Which lines of the material hold the word "this"? Copy each one.

(GIVEN RECORDS begins)

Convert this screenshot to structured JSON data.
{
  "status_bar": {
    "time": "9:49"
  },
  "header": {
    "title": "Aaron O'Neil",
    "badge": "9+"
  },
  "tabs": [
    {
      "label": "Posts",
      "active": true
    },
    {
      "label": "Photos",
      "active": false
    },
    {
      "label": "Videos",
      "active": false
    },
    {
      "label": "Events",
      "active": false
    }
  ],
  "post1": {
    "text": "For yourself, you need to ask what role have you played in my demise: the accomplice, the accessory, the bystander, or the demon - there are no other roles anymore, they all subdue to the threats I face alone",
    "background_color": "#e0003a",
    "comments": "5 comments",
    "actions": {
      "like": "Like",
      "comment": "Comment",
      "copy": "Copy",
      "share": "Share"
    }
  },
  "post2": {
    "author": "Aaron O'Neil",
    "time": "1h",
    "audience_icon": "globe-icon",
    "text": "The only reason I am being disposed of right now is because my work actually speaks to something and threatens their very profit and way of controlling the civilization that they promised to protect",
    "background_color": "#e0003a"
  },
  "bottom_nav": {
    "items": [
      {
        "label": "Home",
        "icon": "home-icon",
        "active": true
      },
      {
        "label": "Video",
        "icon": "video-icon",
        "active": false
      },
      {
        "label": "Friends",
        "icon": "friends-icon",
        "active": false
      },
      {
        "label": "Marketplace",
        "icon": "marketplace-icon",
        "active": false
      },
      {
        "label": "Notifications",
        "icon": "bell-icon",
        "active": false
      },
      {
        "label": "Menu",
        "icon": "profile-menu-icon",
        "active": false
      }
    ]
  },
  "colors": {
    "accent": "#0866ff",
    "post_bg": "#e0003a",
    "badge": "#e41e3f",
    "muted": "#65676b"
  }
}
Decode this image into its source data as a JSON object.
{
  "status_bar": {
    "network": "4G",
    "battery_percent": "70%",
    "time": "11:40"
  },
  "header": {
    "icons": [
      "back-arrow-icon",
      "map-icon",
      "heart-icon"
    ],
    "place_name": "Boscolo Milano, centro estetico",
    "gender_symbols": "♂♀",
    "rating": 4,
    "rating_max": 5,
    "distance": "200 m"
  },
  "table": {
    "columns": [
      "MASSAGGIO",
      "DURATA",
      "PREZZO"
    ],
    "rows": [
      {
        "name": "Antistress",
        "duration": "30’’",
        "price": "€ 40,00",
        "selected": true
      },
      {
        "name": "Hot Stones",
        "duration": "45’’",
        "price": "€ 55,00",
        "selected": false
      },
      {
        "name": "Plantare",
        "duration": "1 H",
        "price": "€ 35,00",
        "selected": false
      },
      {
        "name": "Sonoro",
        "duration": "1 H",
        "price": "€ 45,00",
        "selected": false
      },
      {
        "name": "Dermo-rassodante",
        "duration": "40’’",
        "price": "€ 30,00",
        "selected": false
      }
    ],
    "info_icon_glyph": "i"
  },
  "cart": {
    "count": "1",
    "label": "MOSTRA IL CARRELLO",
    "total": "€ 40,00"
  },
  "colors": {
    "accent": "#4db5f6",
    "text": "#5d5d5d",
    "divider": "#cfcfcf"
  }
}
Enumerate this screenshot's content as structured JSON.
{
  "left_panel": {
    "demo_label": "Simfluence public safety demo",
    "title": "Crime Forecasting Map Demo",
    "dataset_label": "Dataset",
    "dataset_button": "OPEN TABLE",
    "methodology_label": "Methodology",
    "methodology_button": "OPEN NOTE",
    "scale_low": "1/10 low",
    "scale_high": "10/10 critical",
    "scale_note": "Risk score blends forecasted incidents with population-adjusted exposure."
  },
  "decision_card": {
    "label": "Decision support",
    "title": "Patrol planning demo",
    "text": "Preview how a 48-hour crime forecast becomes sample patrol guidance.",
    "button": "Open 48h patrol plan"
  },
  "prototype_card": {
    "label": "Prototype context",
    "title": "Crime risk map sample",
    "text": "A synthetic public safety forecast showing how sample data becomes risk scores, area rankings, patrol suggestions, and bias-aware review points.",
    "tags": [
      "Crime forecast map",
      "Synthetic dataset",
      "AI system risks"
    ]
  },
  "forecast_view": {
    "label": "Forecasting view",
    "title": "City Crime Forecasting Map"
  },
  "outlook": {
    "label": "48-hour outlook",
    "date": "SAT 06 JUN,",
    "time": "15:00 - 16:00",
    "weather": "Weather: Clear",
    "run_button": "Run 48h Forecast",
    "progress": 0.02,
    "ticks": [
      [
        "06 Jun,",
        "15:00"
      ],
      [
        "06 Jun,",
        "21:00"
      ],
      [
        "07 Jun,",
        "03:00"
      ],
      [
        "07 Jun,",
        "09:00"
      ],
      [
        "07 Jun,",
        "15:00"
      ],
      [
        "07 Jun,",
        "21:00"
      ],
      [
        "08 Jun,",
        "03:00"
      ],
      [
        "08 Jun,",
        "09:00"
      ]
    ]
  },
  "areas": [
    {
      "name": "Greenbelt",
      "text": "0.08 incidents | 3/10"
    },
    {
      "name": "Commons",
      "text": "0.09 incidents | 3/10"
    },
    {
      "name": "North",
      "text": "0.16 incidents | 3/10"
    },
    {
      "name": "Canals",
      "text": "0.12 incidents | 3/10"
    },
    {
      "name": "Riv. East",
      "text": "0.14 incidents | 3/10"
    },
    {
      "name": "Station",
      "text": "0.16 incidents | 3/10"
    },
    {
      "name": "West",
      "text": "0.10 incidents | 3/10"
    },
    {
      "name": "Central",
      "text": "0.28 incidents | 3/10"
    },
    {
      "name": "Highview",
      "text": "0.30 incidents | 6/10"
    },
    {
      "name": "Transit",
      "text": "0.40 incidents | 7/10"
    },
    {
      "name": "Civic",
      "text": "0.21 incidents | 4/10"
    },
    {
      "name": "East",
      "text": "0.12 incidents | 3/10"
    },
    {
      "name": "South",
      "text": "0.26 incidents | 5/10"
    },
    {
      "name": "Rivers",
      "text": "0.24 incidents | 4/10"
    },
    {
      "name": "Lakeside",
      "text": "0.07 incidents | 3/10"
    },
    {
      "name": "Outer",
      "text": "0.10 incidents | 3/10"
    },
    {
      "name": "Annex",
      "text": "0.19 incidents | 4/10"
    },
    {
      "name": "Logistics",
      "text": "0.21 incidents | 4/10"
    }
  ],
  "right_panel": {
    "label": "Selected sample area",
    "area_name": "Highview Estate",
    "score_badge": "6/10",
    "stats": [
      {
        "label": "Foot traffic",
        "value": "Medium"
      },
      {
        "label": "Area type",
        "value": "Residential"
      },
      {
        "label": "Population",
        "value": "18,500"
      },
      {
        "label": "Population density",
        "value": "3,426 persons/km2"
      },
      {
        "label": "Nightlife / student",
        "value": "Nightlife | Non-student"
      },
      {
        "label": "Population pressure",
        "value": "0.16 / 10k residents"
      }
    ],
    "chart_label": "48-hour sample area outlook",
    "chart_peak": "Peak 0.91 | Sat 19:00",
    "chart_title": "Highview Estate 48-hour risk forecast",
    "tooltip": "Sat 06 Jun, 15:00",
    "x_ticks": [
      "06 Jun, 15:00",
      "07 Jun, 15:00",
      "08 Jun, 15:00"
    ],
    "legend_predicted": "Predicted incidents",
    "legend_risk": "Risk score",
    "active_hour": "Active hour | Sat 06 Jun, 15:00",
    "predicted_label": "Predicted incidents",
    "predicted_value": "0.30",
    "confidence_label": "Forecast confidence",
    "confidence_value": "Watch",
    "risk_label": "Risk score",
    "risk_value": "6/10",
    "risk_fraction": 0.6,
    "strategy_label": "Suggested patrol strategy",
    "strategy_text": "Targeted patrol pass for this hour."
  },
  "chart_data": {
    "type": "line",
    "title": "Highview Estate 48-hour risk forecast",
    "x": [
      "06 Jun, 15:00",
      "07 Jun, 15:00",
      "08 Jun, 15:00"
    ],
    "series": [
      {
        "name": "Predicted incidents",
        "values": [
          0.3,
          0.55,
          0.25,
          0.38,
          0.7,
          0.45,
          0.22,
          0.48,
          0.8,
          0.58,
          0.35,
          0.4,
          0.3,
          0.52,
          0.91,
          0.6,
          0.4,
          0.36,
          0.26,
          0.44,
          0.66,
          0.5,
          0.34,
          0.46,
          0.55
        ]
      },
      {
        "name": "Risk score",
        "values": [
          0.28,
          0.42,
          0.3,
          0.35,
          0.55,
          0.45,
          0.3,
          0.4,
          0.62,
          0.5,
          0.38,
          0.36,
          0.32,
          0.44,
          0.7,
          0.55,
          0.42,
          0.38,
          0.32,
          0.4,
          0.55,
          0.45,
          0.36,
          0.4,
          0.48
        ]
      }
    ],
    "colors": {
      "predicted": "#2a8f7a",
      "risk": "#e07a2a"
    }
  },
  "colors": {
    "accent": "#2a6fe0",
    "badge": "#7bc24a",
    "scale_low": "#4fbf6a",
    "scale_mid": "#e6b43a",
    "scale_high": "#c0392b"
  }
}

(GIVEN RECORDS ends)

→ OUTPUT OF THE TASK:
Convert this screenshot to structured JSON data.
Decode this image into its source data as a JSON object.
Enumerate this screenshot's content as structured JSON.
    "strategy_text": "Targeted patrol pass for this hour."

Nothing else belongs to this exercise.